ZHOU Shengwei’s debut feature SHe is a masterful piece of both art and political commentary. Created from over 58,000 photos of everyday objects, Zhou creates a story most horrifying, disturbing, yet wonderful in nature leaving you questioning the state of our world.
SHe follows the story of a female red high heel shoe. In their world, male shoes have control of the world and the final say in all things. The female shoes only exist to reproduce and have no right to work. Any new female baby shoes born are immediately transformed into a male shoe –through an awful process of being stripped of their identity by being painted black and forcibly tacked on with bolts and screws (the male working shoe). The red high heel observes the cruelty towards the female baby shoes and determines she wants better for her own daughter. She manages to save her daughter from the transformation through endangering herself by disguising as a male shoe in order to gain work. She soon realizes the difficulties of factory work. Being bullied and isolated at work, she has a difficult time making money yet her male counterparts barely work yet reap all the benefits. She eventually is found out but manages to overcome and overpower the male shoes to ultimately put them under her rule. Through her determination and fight, she manages to survive and raise her daughter into adulthood.
At first glance, SHe seems to be a movie of feminist power. Yet at a deeper level, it is a story about individualism. How one person overcomes the hardships of her reality to climb to the top of the food chain, ruling over all. It is a cyclical story where one’s triumph is another’s downfall. There is no sympathy for the collective, and no empathy for her own gender, only her goal of survival to live another day for her daughter so she can return to raise her up. Zhou throws in a twist ending, leaving the storyline open but realistic in its depiction of the world we live in.
The genius of this movie comes from Zhou’s artisty. SHe is a macabre piece of artwork filled with vivid and graphic imagery. Zhou managed to take every day pieces and transformed them into living creatures living in a dark world.
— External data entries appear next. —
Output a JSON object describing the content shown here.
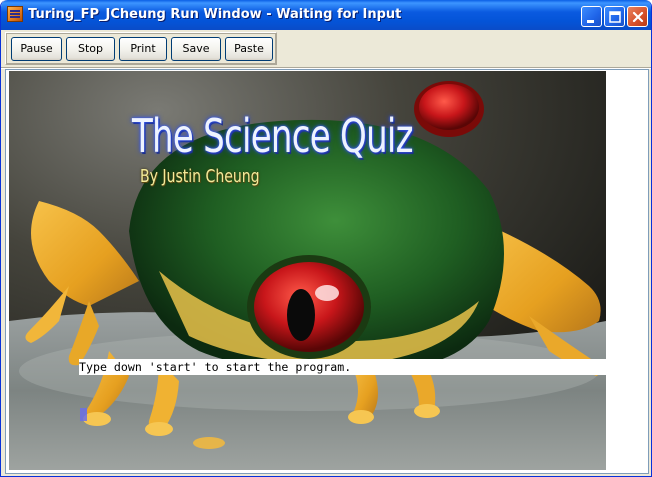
{
  "window": {
    "title": "Turing_FP_JCheung Run Window - Waiting for Input",
    "icon": "turing-app-icon",
    "controls": [
      "minimize-icon",
      "maximize-icon",
      "close-icon"
    ]
  },
  "toolbar": {
    "pause_label": "Pause",
    "stop_label": "Stop",
    "print_label": "Print",
    "save_label": "Save",
    "paste_label": "Paste"
  },
  "canvas": {
    "title": "The Science Quiz",
    "author": "By Justin Cheung",
    "prompt": "Type down 'start' to start the program.",
    "title_color": "#eef3ff",
    "author_color": "#f2ea9a"
  },
  "colors": {
    "titlebar": "#0a5ae0",
    "window_bg": "#ece9d8",
    "close_button": "#d5502a",
    "cursor": "#6b6fe6"
  }
}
Add on the strong symbolism through colour, SHe is a picture of the grotesque. Watching the movie is an uncomfortable experience; knowing that simple everyday items are representative of the inhumanity seen in the underbellies of the world we know. Something as simple as a red high heel holds so much meaning and represents a lot, it is not happenstance that Zhou chose it to represent the female. Red is a fierce colour and often represents danger when combined with a woman. It is no surprise then that the high heel will ultimately succeed to rise above all. Contrast the male shoe –represented by a black loafer. A plain working shoe, ever so common, it dominates the workplace and has become comfortable and complacent in the world they exist in. It is no wonder that the red high heel comes out triumphant.
What I love about the movie is that the seemingly abstract is rooted in imagery we are familiar with, or can understand because on some level, we see how the darker side of the world operates. One motif that underlines the movie is that of the colour green and growth. Plants are representative of growth, and flowers that of femininity and fertility. Zhou manages to take this a step further and uses this motif as a source of power for the red high heel. It is associated with her life and her will to fight on for her daughter. Green plants become a way to overtake the factory and leads to her eventual triumph, yet it is not a glorious victory, but one that allows her daughter’s life to carry on.
SHe is filled with so much rich imagery and depictions; it is an overwhelming film that will leave you questioning the world we live in. In its macabre scenes and pictures of the grotesque, Zhou’s debut film will leave you unsettled, but morbidly appreciative of his artistry. SHe is not for the faint of heart but will leave a lasting impression.